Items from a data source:
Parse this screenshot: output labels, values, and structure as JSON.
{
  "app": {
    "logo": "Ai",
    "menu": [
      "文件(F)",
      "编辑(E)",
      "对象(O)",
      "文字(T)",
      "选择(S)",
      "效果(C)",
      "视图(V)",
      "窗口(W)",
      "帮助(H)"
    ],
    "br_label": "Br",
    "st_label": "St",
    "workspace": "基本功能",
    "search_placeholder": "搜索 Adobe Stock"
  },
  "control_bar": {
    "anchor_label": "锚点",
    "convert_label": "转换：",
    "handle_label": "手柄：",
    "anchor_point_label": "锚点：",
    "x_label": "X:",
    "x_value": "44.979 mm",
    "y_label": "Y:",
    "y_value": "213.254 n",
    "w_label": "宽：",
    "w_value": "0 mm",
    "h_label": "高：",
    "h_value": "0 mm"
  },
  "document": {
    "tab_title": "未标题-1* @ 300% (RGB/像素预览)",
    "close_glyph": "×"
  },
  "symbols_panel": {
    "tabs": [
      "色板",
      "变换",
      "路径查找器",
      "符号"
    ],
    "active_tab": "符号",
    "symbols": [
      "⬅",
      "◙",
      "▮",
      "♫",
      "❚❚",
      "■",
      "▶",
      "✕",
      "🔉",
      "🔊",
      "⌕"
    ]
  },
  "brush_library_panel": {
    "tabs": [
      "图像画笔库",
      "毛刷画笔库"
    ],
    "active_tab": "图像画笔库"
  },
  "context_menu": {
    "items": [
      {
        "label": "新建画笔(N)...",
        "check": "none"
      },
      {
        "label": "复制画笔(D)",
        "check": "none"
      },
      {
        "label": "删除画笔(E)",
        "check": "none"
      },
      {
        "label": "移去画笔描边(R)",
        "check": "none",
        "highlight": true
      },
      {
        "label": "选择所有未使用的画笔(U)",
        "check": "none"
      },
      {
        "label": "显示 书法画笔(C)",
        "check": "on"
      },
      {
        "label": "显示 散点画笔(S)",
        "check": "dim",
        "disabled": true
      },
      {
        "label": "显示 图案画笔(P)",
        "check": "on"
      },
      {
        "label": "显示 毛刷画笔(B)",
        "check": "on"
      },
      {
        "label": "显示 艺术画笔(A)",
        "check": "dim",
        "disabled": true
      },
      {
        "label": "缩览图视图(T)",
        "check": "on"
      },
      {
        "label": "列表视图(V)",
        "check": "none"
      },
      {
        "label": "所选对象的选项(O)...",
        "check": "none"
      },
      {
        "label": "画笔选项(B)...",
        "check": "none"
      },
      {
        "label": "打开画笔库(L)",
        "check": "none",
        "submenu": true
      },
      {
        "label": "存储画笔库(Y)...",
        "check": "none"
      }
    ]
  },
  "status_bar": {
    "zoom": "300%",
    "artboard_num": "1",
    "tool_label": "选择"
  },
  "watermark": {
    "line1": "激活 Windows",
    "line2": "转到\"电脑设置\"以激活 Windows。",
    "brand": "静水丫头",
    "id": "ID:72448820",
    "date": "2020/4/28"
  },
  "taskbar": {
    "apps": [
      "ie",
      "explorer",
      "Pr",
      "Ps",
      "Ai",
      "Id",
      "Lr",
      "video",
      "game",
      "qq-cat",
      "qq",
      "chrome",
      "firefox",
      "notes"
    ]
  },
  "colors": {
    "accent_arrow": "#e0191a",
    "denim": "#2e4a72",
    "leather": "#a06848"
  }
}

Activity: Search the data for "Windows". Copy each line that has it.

Solution to the exercise:
    "line1": "激活 Windows",
    "line2": "转到\"电脑设置\"以激活 Windows。",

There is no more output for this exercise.